“O come, let us sing unto the LORD: let us make a joyful noise to the rock of our salvation. Let us come before his presence with thanksgiving, and make a joyful noise unto him with psalms. For the LORD is a great God, and a great King above all gods” (Psalm 95:1-3).
Yes He is. Thank Him and praise Him.
“In every thing give thanks: for this is the will of God in Christ Jesus concerning you” (1 Thessalonians 5:18).
This doesn’t say to give thanks “for every thing” but give thanks “ineverything.” There is a difference. We all face troubles and have concerns such as disease, loss of a loved one, children who rebel, jobs that are stressful, and much more. It’s easy to thank Him when life is sailing along and we have no troubles, but we need to remember to thank Him when things aren’t so smooth as well.
He is with us during the good times, but He is also there in the troubled times. We need to thank Him in those troubled times because He is still God and He still loves us. Jesus told His disciples of troubles to come, but He also told them to turn to Him.
“These things I have spoken unto you, that in me ye might have peace. In the world ye shall have tribulation: but be of good cheer; I have overcome the world” (John 16:33).
Turn to Him in the good times and bad, and in all things give thanks. Thank You, Jesus.
Don’t forget to thank Him when He blesses you with a miracle. When Jesus walked this earth He healed many people. On one occasion there were ten men who had the dreaded disease of leprosy. They were outcasts required to stay away from people who were not infected by the disease. As Jesus was traveling to Jerusalem these ten men saw Him and cried out to Him for mercy. Jesus told them to show themselves to the priest and as they went to do that they were all healed:
“And one of them, when he saw that he was healed, turned back, and with a loud voice glorified God, and fell down on his face at his feet, giving him thanks: and he was a Samaritan” (Luke 17:15-16).
Only one thanked Him, yet all ten were healed. Every one of us is filled with the disease called sin. Only through Jesus is that disease healed, but do we take the time to thank Him? We might cry out to Him for mercy when our sin causes us pain, but do we thank Him when we receive it? Do we thank Him for the once for all sacrifice He made to pay the debt of our sin? Christians still sin, but through Christ’s blood we are forgiven. That precious gift of salvation isn’t to be taken lightly and we need to thank Him continually.
Christ paid a huge price to purchase our salvation. He left Heaven and entered His creation as a man. He healed the sick, raised the dead, restored sight to the blind, and most of all He paid our sin-debt on the cross of Calvary.
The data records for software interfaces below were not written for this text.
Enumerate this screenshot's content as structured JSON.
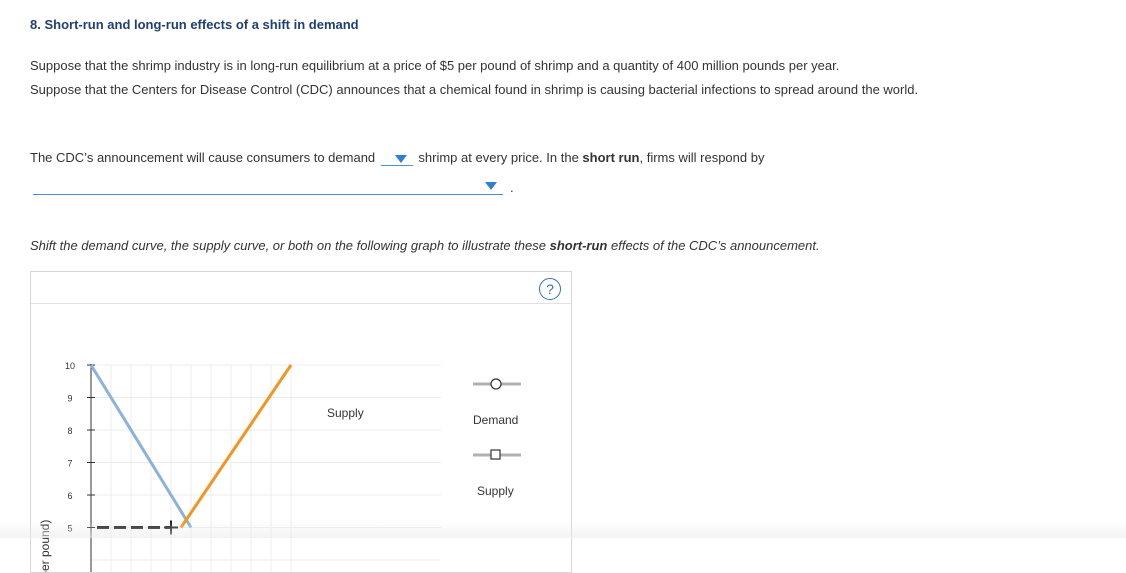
{
  "heading": "8. Short-run and long-run effects of a shift in demand",
  "paragraph1": "Suppose that the shrimp industry is in long-run equilibrium at a price of $5 per pound of shrimp and a quantity of 400 million pounds per year.",
  "paragraph2": "Suppose that the Centers for Disease Control (CDC) announces that a chemical found in shrimp is causing bacterial infections to spread around the world.",
  "question": {
    "part1": "The CDC’s announcement will cause consumers to demand",
    "part2": "shrimp at every price. In the ",
    "bold": "short run",
    "part3": ", firms will respond by",
    "dropdown1_value": "",
    "dropdown2_value": "",
    "period": "."
  },
  "instruction": {
    "part1": "Shift the demand curve, the supply curve, or both on the following graph to illustrate these ",
    "bold": "short-run",
    "part2": " effects of the CDC’s announcement."
  },
  "help_icon": "?",
  "chart_data": {
    "type": "line",
    "ylabel": "Price (Dollars per pound)",
    "ylabel_visible": "lars per pound)",
    "y_ticks": [
      10,
      9,
      8,
      7,
      6,
      5
    ],
    "series": [
      {
        "name": "Demand",
        "color": "#8ab2dc",
        "points": [
          [
            0,
            10
          ],
          [
            500,
            5
          ]
        ]
      },
      {
        "name": "Supply",
        "color": "#f5941e",
        "points": [
          [
            450,
            5
          ],
          [
            1000,
            10
          ]
        ]
      }
    ],
    "equilibrium": {
      "price": 5,
      "quantity": 400
    },
    "curve_labels": {
      "supply": "Supply"
    },
    "legend": [
      "Demand",
      "Supply"
    ]
  },
  "colors": {
    "heading": "#1f3f74",
    "dropdown_line": "#4a8ed8",
    "dropdown_arrow": "#2f7fd4",
    "demand": "#8ab2dc",
    "supply": "#f5941e"
  }
}
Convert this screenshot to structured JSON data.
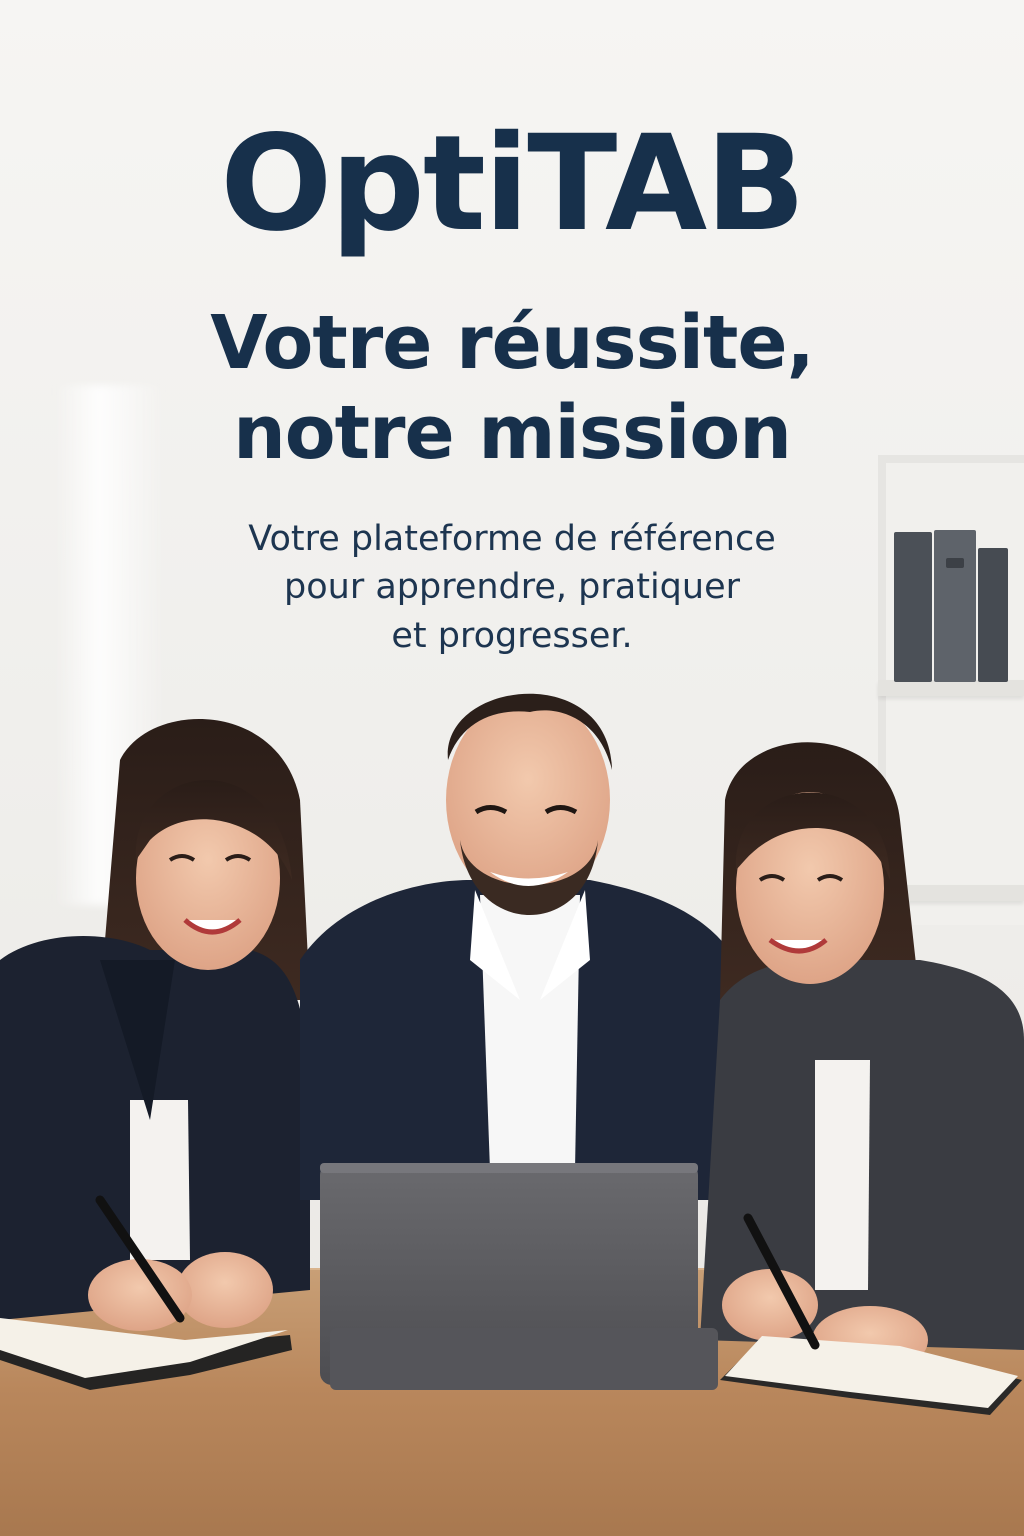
{
  "hero": {
    "brand": "OptiTAB",
    "tagline_line1": "Votre réussite,",
    "tagline_line2": "notre mission",
    "subtitle_lines": [
      "Votre plateforme de référence",
      "pour apprendre, pratiquer",
      "et progresser."
    ]
  },
  "colors": {
    "text_primary": "#17304b",
    "wall": "#f3f2ef",
    "desk": "#b9875c",
    "suit_dark": "#1c2331",
    "suit_grey": "#3b3d42",
    "laptop": "#5a5a5e"
  },
  "scene": {
    "people": [
      "woman-left",
      "man-center",
      "woman-right"
    ],
    "objects": [
      "laptop",
      "notebook-left",
      "notebook-right",
      "pen-left",
      "pen-right",
      "bookshelf",
      "binders"
    ]
  }
}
Only by accepting His death, burial, and resurrection are we allowed the privilege of eternal life with Him. Have you thanked Him for that lately? Or, are you like the nine lepers who just couldn’t be bothered to say, “Thank You, Jesus” and to worship Him.
Each year the United States takes the fourth Thursday in November and calls it Thanksgiving Day. There are parades, turkey dinners, football games, and family get-togethers. Most people are thankful for a day off of work or safe travel to Grandma’s house. But have you thanked God for the blessings He gives? Every blessing we have comes from Him, and fall on those who reject Him—as well as those who accept Him. (I often wonder just who the atheist thanks on Thanksgiving Day.)
Without Jesus as Creator, the world would not exist; without Him as Saviour eternal life for the Christian would not exist.
“Giving thanks always for all things unto God and the Father in the name of our Lord Jesus Christ” (Ephesians 5:20).
Every day we need to remember God’s love for us and thank Him.
God bless you all,